## WORK TASK
Scan the records for the string "prospect" and copy every line that holds it.
**** DATASET EXTRACT
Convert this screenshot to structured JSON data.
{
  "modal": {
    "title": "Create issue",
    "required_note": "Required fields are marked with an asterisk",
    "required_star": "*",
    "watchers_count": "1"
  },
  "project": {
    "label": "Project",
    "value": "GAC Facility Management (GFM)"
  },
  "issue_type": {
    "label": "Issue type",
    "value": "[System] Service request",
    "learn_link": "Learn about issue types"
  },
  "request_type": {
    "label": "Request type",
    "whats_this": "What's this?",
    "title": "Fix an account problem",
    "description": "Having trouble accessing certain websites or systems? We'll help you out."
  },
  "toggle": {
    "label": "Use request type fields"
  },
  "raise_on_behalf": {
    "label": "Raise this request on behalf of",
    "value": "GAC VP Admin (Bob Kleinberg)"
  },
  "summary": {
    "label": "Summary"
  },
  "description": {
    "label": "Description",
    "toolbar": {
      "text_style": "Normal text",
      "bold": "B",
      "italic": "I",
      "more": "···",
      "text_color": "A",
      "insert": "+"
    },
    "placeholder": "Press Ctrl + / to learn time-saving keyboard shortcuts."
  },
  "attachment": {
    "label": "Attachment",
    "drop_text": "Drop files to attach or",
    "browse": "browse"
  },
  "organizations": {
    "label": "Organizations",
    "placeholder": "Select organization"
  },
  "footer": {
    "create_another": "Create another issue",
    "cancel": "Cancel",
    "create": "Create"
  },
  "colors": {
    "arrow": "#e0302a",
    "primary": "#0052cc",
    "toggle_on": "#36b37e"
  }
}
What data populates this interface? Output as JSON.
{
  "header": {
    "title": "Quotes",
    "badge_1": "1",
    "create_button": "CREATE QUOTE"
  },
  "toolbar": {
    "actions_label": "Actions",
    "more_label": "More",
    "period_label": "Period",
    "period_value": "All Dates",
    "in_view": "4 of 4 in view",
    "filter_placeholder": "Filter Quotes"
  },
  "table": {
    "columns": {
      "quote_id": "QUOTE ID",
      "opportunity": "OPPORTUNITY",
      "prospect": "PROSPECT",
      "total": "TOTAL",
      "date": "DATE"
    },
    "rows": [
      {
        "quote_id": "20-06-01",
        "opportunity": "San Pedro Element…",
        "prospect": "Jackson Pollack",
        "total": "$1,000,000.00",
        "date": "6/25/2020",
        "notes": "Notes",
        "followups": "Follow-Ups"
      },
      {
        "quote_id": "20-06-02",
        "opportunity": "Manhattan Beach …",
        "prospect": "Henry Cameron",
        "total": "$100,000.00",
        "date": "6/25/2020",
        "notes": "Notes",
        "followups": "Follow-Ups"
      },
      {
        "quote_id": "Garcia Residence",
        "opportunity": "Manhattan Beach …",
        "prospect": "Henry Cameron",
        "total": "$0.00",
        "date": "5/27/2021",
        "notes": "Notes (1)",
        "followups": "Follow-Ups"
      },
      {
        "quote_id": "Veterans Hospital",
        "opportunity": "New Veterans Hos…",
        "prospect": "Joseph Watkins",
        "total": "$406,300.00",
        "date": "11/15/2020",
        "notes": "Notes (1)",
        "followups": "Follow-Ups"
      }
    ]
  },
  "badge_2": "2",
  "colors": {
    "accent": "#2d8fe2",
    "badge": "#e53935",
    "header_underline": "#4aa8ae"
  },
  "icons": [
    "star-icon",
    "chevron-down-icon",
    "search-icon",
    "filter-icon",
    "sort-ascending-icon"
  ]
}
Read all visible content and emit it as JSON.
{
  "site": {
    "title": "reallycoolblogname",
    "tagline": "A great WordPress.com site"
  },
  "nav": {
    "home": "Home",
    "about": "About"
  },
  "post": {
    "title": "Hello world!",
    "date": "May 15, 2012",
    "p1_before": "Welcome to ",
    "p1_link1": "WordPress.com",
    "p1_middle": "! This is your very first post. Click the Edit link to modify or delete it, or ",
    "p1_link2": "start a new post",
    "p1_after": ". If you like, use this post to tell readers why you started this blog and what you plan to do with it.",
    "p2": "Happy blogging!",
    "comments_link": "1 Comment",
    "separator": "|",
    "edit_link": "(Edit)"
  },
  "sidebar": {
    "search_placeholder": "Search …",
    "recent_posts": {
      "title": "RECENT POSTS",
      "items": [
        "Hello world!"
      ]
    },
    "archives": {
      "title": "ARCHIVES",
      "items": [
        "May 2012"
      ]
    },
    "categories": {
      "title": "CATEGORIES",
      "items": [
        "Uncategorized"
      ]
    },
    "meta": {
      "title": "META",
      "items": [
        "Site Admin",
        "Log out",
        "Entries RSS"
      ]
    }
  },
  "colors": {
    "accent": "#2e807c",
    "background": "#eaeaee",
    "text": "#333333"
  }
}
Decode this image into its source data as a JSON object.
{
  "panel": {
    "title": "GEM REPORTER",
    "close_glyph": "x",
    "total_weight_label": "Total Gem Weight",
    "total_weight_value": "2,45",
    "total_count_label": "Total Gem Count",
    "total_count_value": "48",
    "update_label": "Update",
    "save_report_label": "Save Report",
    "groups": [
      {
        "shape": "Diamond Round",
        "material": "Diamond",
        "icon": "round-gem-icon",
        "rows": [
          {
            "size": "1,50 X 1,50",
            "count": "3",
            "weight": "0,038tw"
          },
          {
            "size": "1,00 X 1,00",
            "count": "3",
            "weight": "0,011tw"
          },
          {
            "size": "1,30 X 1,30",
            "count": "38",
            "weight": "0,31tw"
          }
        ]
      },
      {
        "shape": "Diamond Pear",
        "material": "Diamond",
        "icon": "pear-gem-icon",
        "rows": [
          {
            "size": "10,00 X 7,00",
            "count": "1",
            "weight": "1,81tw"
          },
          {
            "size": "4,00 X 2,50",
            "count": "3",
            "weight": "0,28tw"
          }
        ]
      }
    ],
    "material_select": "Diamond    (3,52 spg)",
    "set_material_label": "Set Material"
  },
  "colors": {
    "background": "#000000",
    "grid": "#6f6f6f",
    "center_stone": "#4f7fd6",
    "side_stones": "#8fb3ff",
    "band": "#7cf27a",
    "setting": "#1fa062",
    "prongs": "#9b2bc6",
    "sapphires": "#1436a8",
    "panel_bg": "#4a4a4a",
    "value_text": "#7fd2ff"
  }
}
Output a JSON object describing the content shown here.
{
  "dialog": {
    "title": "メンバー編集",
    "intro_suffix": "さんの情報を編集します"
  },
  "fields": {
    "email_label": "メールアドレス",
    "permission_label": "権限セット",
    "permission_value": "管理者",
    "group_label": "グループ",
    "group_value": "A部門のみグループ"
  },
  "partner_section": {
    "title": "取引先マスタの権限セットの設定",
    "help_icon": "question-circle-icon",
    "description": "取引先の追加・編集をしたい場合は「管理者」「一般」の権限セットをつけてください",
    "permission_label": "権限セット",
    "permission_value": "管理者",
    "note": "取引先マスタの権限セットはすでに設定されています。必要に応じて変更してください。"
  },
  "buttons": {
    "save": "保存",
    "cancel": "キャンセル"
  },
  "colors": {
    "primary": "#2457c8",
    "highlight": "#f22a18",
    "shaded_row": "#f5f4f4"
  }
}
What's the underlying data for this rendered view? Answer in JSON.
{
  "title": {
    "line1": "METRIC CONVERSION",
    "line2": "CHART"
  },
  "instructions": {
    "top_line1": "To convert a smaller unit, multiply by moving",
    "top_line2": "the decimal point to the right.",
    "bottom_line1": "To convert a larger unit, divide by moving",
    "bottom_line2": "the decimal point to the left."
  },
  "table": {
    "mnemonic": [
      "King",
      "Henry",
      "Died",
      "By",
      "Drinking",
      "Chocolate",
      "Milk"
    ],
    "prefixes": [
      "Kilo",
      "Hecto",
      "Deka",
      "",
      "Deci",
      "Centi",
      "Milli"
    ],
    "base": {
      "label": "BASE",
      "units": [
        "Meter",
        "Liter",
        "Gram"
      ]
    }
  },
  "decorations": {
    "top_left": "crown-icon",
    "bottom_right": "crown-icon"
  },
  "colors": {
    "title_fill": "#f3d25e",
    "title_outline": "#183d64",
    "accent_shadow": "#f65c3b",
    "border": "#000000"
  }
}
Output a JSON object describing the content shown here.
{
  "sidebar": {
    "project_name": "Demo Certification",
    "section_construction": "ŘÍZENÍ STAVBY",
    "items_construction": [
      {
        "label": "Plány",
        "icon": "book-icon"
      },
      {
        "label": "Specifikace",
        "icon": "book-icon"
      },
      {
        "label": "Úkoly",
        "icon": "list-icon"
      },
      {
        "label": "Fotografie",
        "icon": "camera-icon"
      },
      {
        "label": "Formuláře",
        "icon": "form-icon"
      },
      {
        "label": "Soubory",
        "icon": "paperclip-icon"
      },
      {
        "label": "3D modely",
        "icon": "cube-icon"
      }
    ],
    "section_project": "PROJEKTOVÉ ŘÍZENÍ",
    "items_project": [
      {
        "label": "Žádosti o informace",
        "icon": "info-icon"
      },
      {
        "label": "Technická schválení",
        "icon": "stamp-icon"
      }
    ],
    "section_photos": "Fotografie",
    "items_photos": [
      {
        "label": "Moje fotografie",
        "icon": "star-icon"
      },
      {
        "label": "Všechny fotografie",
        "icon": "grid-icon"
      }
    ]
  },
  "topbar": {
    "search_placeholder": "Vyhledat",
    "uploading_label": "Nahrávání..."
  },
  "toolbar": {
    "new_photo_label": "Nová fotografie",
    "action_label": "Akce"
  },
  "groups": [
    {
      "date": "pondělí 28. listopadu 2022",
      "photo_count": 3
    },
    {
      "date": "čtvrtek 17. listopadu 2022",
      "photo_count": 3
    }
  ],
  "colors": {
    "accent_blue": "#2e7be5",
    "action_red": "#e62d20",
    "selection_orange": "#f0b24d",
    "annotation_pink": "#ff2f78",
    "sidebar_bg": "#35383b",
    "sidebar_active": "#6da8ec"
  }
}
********
## WRITTEN ANSWER
      "prospect": "PROSPECT",
        "prospect": "Jackson Pollack",
        "prospect": "Henry Cameron",
        "prospect": "Henry Cameron",
        "prospect": "Joseph Watkins",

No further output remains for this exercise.